▸ WHAT IS REQUIRED
A single number is the whole answer: the tally of lines in the data below that include the word "选择日期".
*****
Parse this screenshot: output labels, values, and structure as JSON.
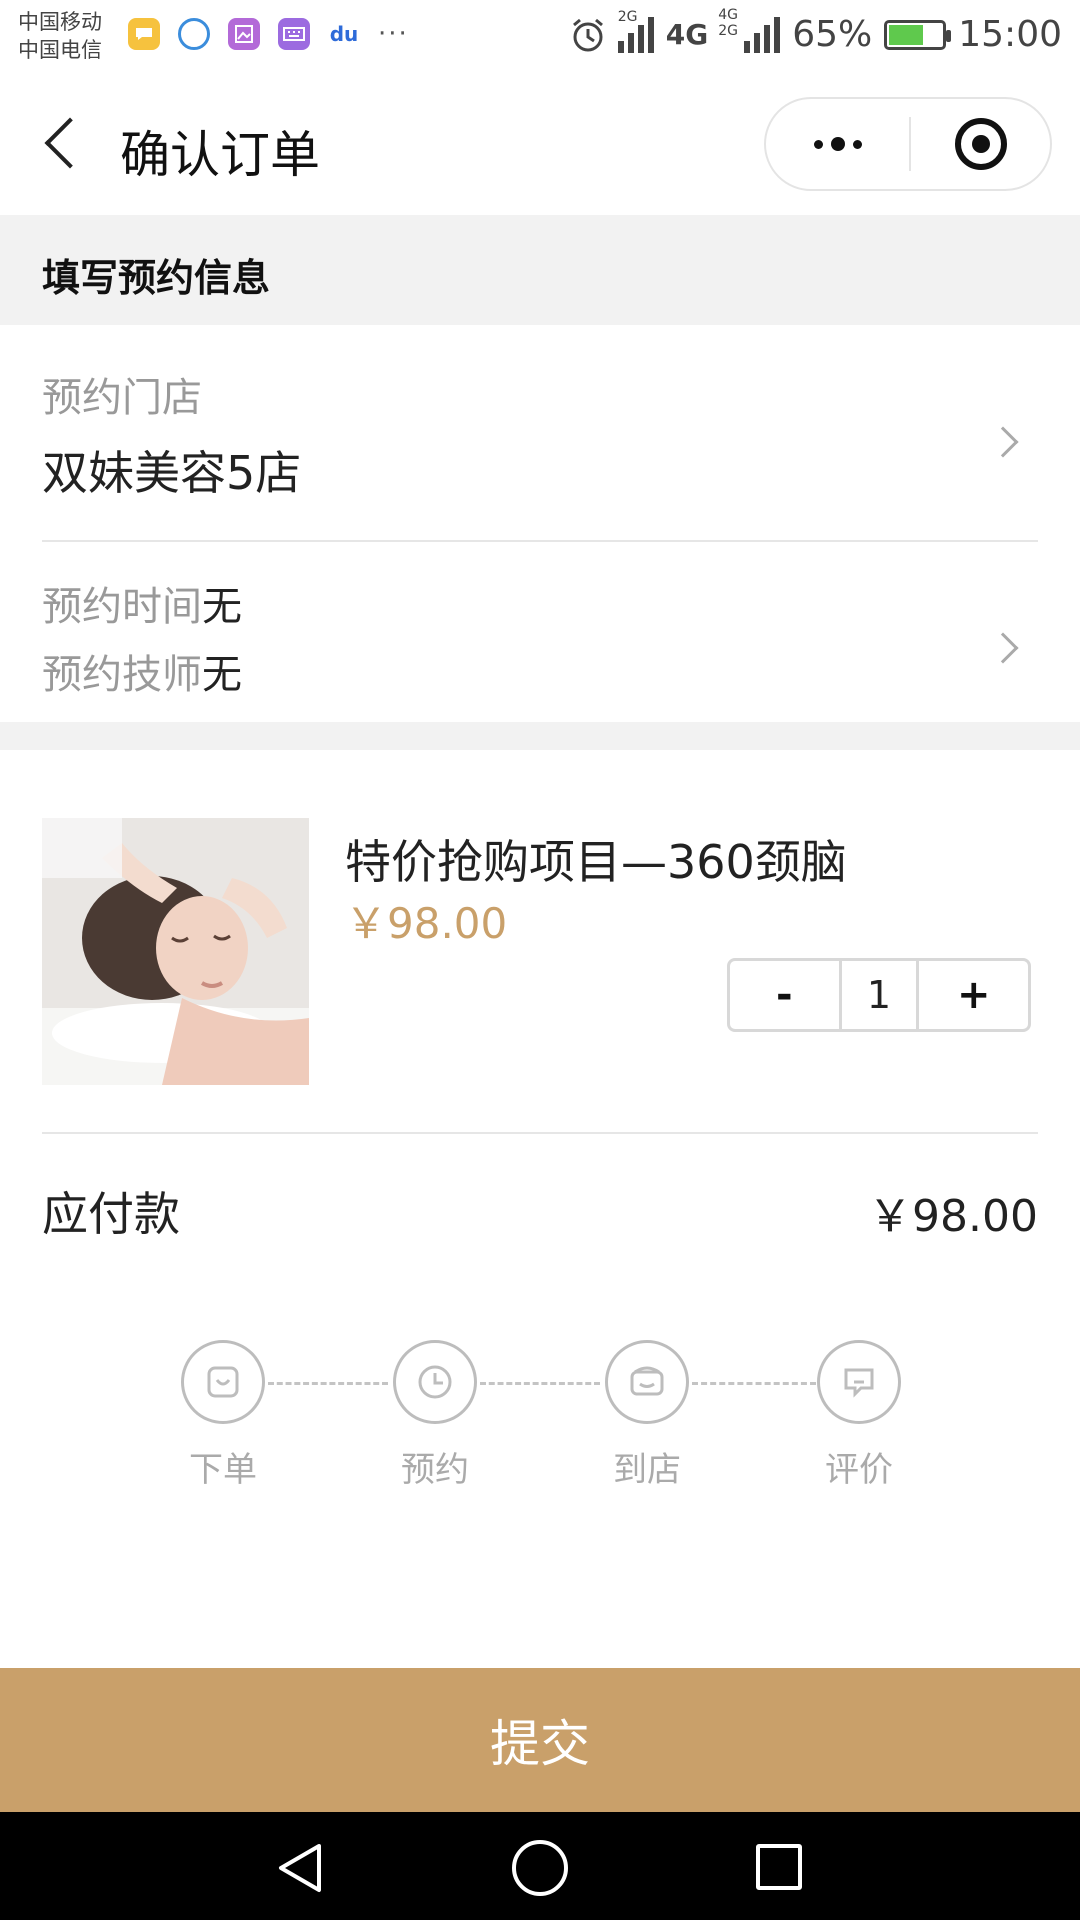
{
  "status_bar": {
    "carrier1": "中国移动",
    "carrier2": "中国电信",
    "app_icons": [
      "message-icon",
      "chat-icon",
      "gallery-icon",
      "keyboard-icon",
      "baidu-icon"
    ],
    "app_du": "du",
    "more": "···",
    "network1": "2G",
    "network2": "4G",
    "network3": "4G",
    "network4": "2G",
    "battery": "65%",
    "battery_level": 0.65,
    "time": "15:00"
  },
  "nav": {
    "title": "确认订单"
  },
  "section": {
    "title": "填写预约信息"
  },
  "store": {
    "label": "预约门店",
    "value": "双妹美容5店"
  },
  "booking": {
    "time_label": "预约时间",
    "time_value": "无",
    "tech_label": "预约技师",
    "tech_value": "无"
  },
  "product": {
    "name": "特价抢购项目—360颈脑",
    "price": "￥98.00",
    "minus": "-",
    "qty": "1",
    "plus": "+"
  },
  "payable": {
    "label": "应付款",
    "amount": "￥98.00"
  },
  "steps": [
    {
      "label": "下单",
      "icon": "bag-icon"
    },
    {
      "label": "预约",
      "icon": "clock-icon"
    },
    {
      "label": "到店",
      "icon": "store-icon"
    },
    {
      "label": "评价",
      "icon": "comment-icon"
    }
  ],
  "submit": {
    "label": "提交"
  },
  "colors": {
    "accent": "#c9a06a",
    "muted": "#999999",
    "section_bg": "#f2f2f2"
  }
}
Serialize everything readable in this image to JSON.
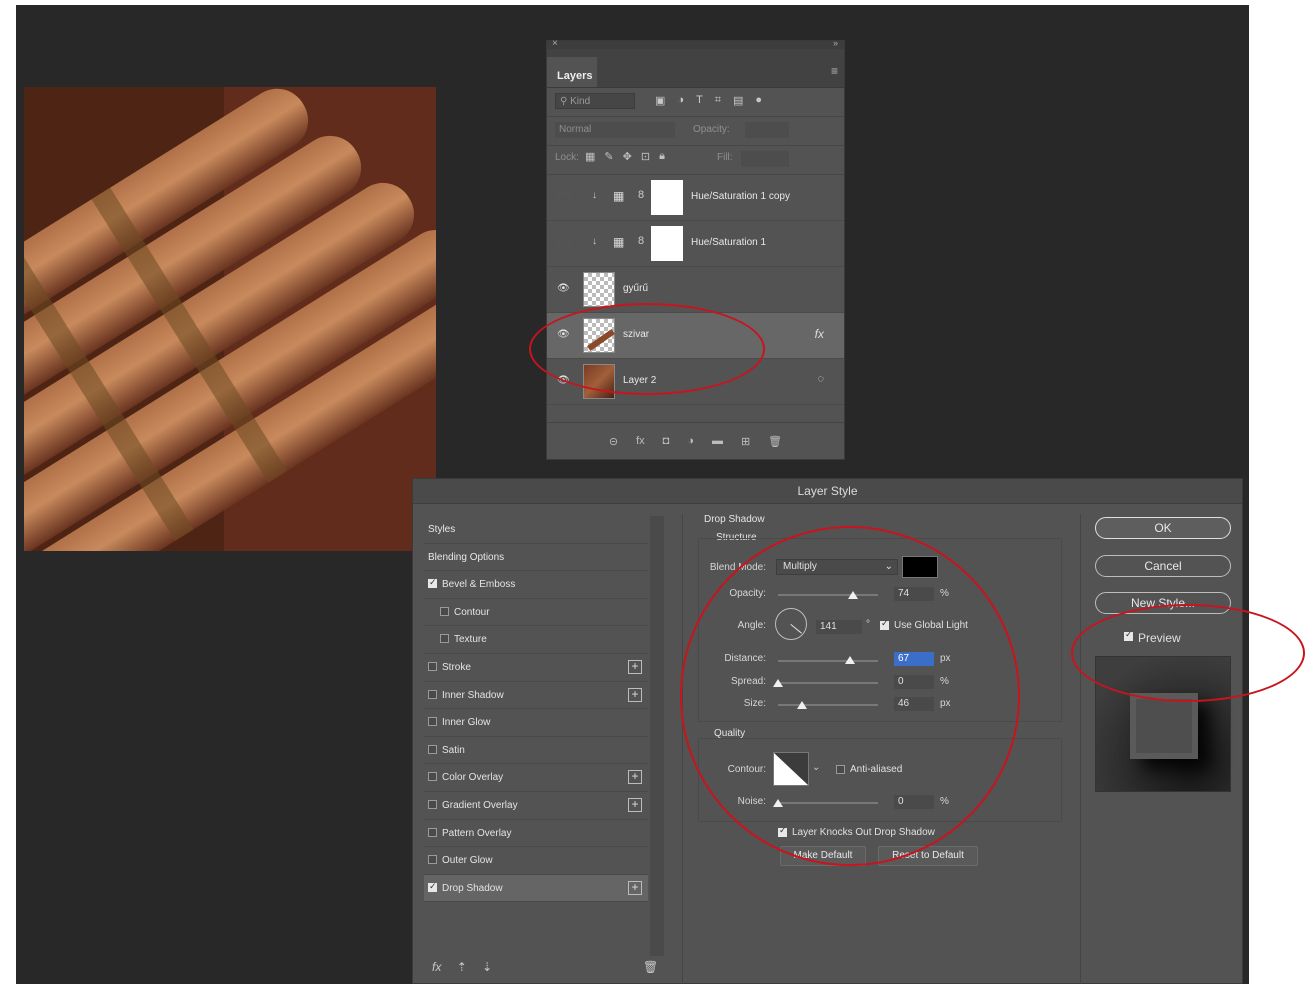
{
  "layers_panel": {
    "tab": "Layers",
    "search_placeholder": "Kind",
    "blend_mode": "Normal",
    "opacity_label": "Opacity:",
    "lock_label": "Lock:",
    "fill_label": "Fill:",
    "layers": [
      {
        "name": "Hue/Saturation 1 copy",
        "visible": false,
        "type": "adjustment"
      },
      {
        "name": "Hue/Saturation 1",
        "visible": false,
        "type": "adjustment"
      },
      {
        "name": "gyűrű",
        "visible": true,
        "type": "pixel"
      },
      {
        "name": "szivar",
        "visible": true,
        "type": "pixel",
        "badge": "fx",
        "selected": true
      },
      {
        "name": "Layer 2",
        "visible": true,
        "type": "smart"
      }
    ]
  },
  "dialog": {
    "title": "Layer Style",
    "styles": [
      {
        "label": "Styles",
        "kind": "header"
      },
      {
        "label": "Blending Options",
        "kind": "header"
      },
      {
        "label": "Bevel & Emboss",
        "checked": true
      },
      {
        "label": "Contour",
        "checked": false,
        "sub": true
      },
      {
        "label": "Texture",
        "checked": false,
        "sub": true
      },
      {
        "label": "Stroke",
        "checked": false,
        "plus": true
      },
      {
        "label": "Inner Shadow",
        "checked": false,
        "plus": true
      },
      {
        "label": "Inner Glow",
        "checked": false
      },
      {
        "label": "Satin",
        "checked": false
      },
      {
        "label": "Color Overlay",
        "checked": false,
        "plus": true
      },
      {
        "label": "Gradient Overlay",
        "checked": false,
        "plus": true
      },
      {
        "label": "Pattern Overlay",
        "checked": false
      },
      {
        "label": "Outer Glow",
        "checked": false
      },
      {
        "label": "Drop Shadow",
        "checked": true,
        "plus": true,
        "active": true
      }
    ],
    "footer_icon": "fx",
    "drop_shadow": {
      "section_title": "Drop Shadow",
      "structure_title": "Structure",
      "blend_mode_label": "Blend Mode:",
      "blend_mode_value": "Multiply",
      "shadow_color": "#000000",
      "opacity_label": "Opacity:",
      "opacity_value": "74",
      "angle_label": "Angle:",
      "angle_value": "141",
      "use_global_light_label": "Use Global Light",
      "distance_label": "Distance:",
      "distance_value": "67",
      "spread_label": "Spread:",
      "spread_value": "0",
      "size_label": "Size:",
      "size_value": "46",
      "quality_title": "Quality",
      "contour_label": "Contour:",
      "anti_aliased_label": "Anti-aliased",
      "noise_label": "Noise:",
      "noise_value": "0",
      "knockout_label": "Layer Knocks Out Drop Shadow",
      "make_default_label": "Make Default",
      "reset_default_label": "Reset to Default",
      "unit_percent": "%",
      "unit_px": "px",
      "unit_degree": "°"
    },
    "buttons": {
      "ok": "OK",
      "cancel": "Cancel",
      "new_style": "New Style...",
      "preview_label": "Preview"
    }
  }
}
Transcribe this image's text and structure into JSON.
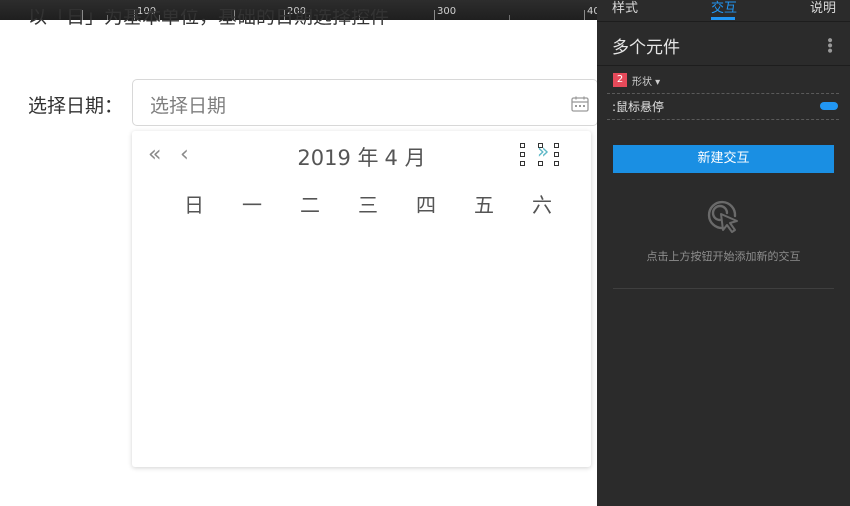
{
  "ruler": {
    "labels": [
      "100",
      "200",
      "300",
      "40"
    ]
  },
  "canvas": {
    "intro_text": "以「日」为基本单位，基础的日期选择控件",
    "field_label": "选择日期：",
    "input_placeholder": "选择日期",
    "calendar_icon": "calendar-icon",
    "picker": {
      "year": "2019 年",
      "month": "4 月",
      "nav_icons": [
        "double-chevron-left-icon",
        "chevron-left-icon",
        "chevron-right-icon"
      ],
      "weekdays": [
        "日",
        "一",
        "二",
        "三",
        "四",
        "五",
        "六"
      ]
    }
  },
  "panel": {
    "tabs": [
      "样式",
      "交互",
      "说明"
    ],
    "active_tab": "交互",
    "title": "多个元件",
    "shape_count": "2",
    "shape_label": "形状 ▾",
    "event_label": ":鼠标悬停",
    "new_button": "新建交互",
    "hint": "点击上方按钮开始添加新的交互",
    "accent_color": "#2196f3",
    "badge_color": "#e64a5a"
  }
}
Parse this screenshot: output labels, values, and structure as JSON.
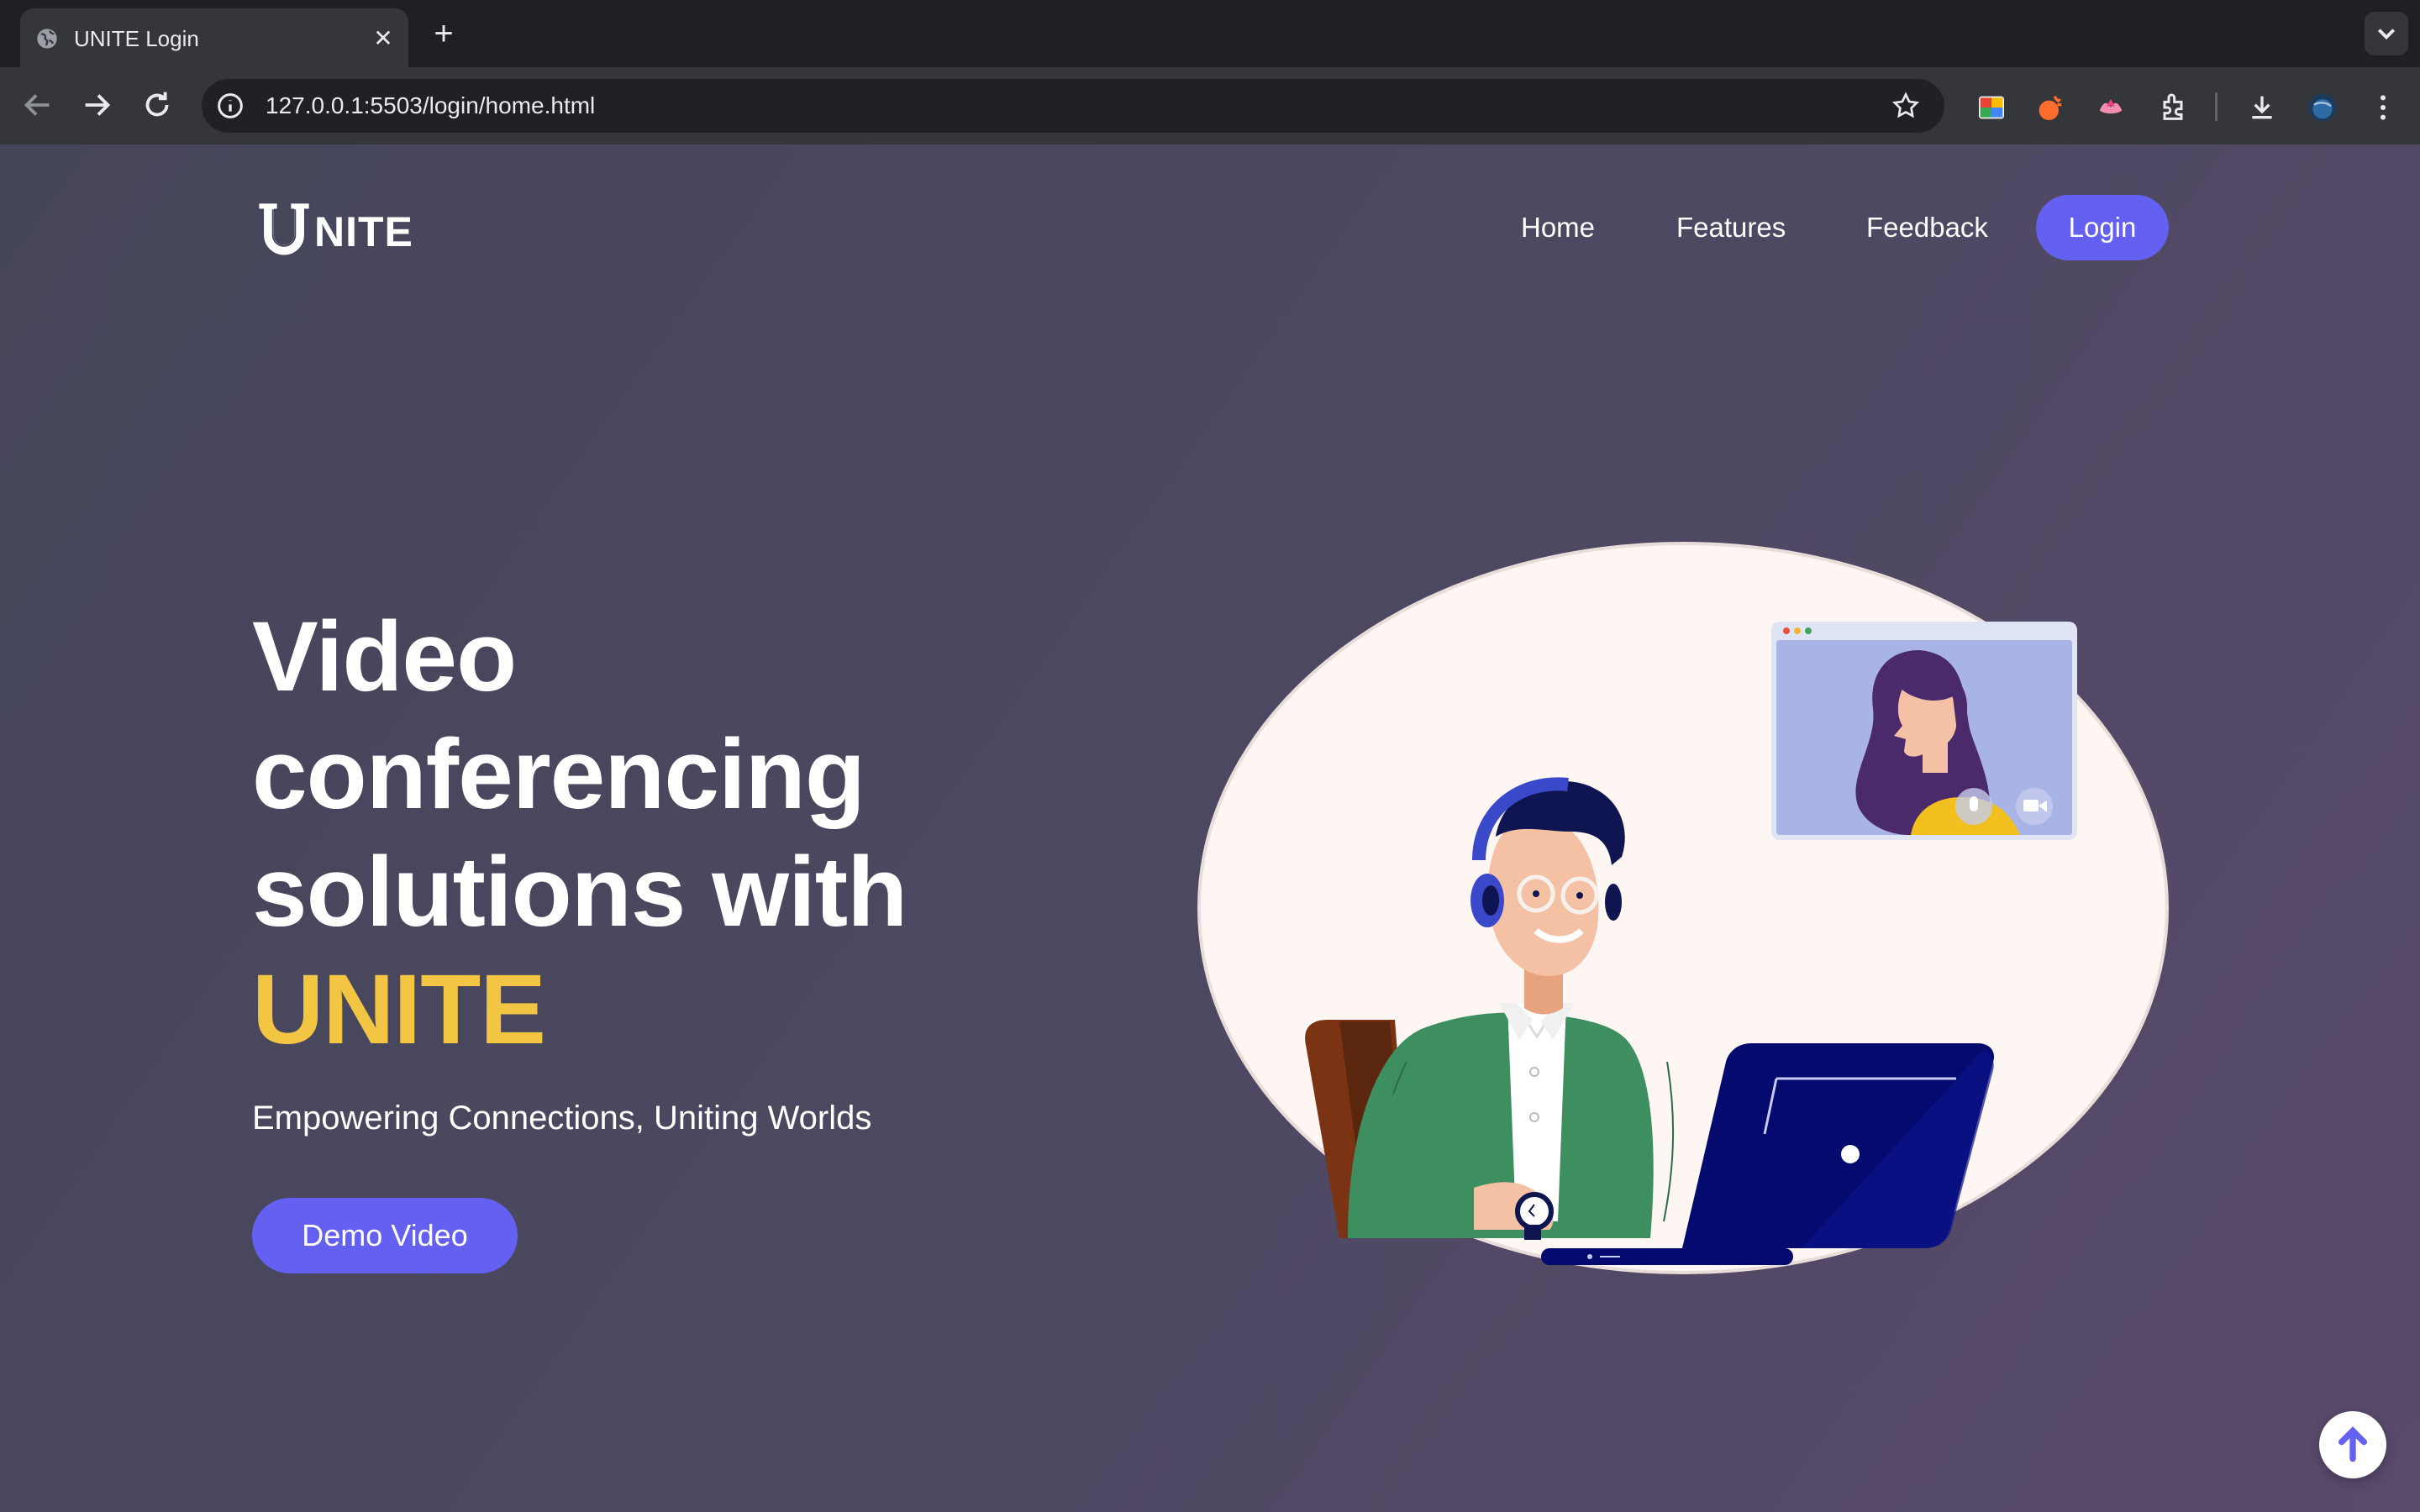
{
  "browser": {
    "tab_title": "UNITE Login",
    "address": "127.0.0.1:5503/login/home.html"
  },
  "page": {
    "logo_text": "NITE",
    "logo_emblem_letter": "U",
    "nav": {
      "home": "Home",
      "features": "Features",
      "feedback": "Feedback",
      "login": "Login"
    },
    "hero": {
      "line1": "Video",
      "line2": "conferencing",
      "line3": "solutions with",
      "accent": "UNITE",
      "tagline": "Empowering Connections, Uniting Worlds",
      "demo_button": "Demo Video"
    },
    "colors": {
      "accent_yellow": "#f2c542",
      "button_purple": "#6461f2",
      "bg_start": "#45455a",
      "bg_end": "#5a4a6c"
    },
    "icons": [
      "globe-icon",
      "close-icon",
      "plus-icon",
      "back-icon",
      "forward-icon",
      "reload-icon",
      "site-info-icon",
      "bookmark-star-icon",
      "extensions-icon",
      "download-icon",
      "more-menu-icon",
      "arrow-up-icon"
    ]
  }
}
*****
▸ ANSWER FOR THIS EXERCISE
2